◆ GIVEN INFORMATION:
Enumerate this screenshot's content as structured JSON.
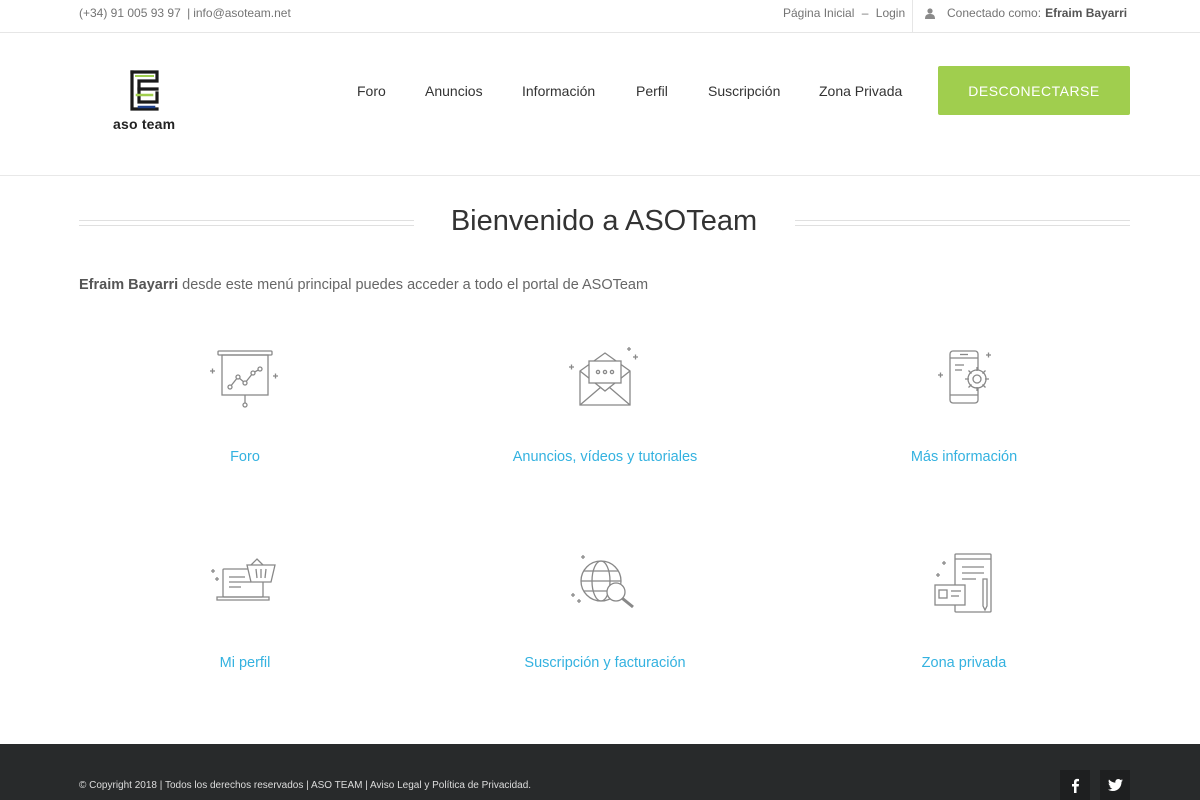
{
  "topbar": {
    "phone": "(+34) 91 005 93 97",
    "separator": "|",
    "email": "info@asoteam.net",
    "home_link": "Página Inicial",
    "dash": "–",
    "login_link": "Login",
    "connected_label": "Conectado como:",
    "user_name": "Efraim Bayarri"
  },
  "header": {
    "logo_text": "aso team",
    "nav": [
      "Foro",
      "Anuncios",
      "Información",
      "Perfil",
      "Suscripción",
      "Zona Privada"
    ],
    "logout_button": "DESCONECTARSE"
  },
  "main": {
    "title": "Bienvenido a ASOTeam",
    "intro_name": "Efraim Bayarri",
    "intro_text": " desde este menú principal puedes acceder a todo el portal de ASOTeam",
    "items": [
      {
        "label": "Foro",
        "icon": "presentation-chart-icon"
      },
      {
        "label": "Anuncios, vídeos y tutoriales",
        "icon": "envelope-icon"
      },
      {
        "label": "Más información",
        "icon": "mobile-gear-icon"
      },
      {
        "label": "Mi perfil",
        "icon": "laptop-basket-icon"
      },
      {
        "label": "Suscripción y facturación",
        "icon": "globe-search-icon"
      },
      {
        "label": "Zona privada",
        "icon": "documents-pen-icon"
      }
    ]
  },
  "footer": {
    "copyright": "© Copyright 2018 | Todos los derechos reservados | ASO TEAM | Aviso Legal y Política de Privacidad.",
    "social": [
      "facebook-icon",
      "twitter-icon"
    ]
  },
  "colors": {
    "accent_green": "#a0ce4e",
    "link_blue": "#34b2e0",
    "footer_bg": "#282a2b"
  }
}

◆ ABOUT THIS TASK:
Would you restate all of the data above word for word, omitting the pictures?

◆ OUTPUT FOR THIS EXERCISE:
Enumerate this screenshot's content as structured JSON.
{
  "topbar": {
    "phone": "(+34) 91 005 93 97",
    "separator": "|",
    "email": "info@asoteam.net",
    "home_link": "Página Inicial",
    "dash": "–",
    "login_link": "Login",
    "connected_label": "Conectado como:",
    "user_name": "Efraim Bayarri"
  },
  "header": {
    "logo_text": "aso team",
    "nav": [
      "Foro",
      "Anuncios",
      "Información",
      "Perfil",
      "Suscripción",
      "Zona Privada"
    ],
    "logout_button": "DESCONECTARSE"
  },
  "main": {
    "title": "Bienvenido a ASOTeam",
    "intro_name": "Efraim Bayarri",
    "intro_text": " desde este menú principal puedes acceder a todo el portal de ASOTeam",
    "items": [
      {
        "label": "Foro",
        "icon": "presentation-chart-icon"
      },
      {
        "label": "Anuncios, vídeos y tutoriales",
        "icon": "envelope-icon"
      },
      {
        "label": "Más información",
        "icon": "mobile-gear-icon"
      },
      {
        "label": "Mi perfil",
        "icon": "laptop-basket-icon"
      },
      {
        "label": "Suscripción y facturación",
        "icon": "globe-search-icon"
      },
      {
        "label": "Zona privada",
        "icon": "documents-pen-icon"
      }
    ]
  },
  "footer": {
    "copyright": "© Copyright 2018 | Todos los derechos reservados | ASO TEAM | Aviso Legal y Política de Privacidad.",
    "social": [
      "facebook-icon",
      "twitter-icon"
    ]
  },
  "colors": {
    "accent_green": "#a0ce4e",
    "link_blue": "#34b2e0",
    "footer_bg": "#282a2b"
  }
}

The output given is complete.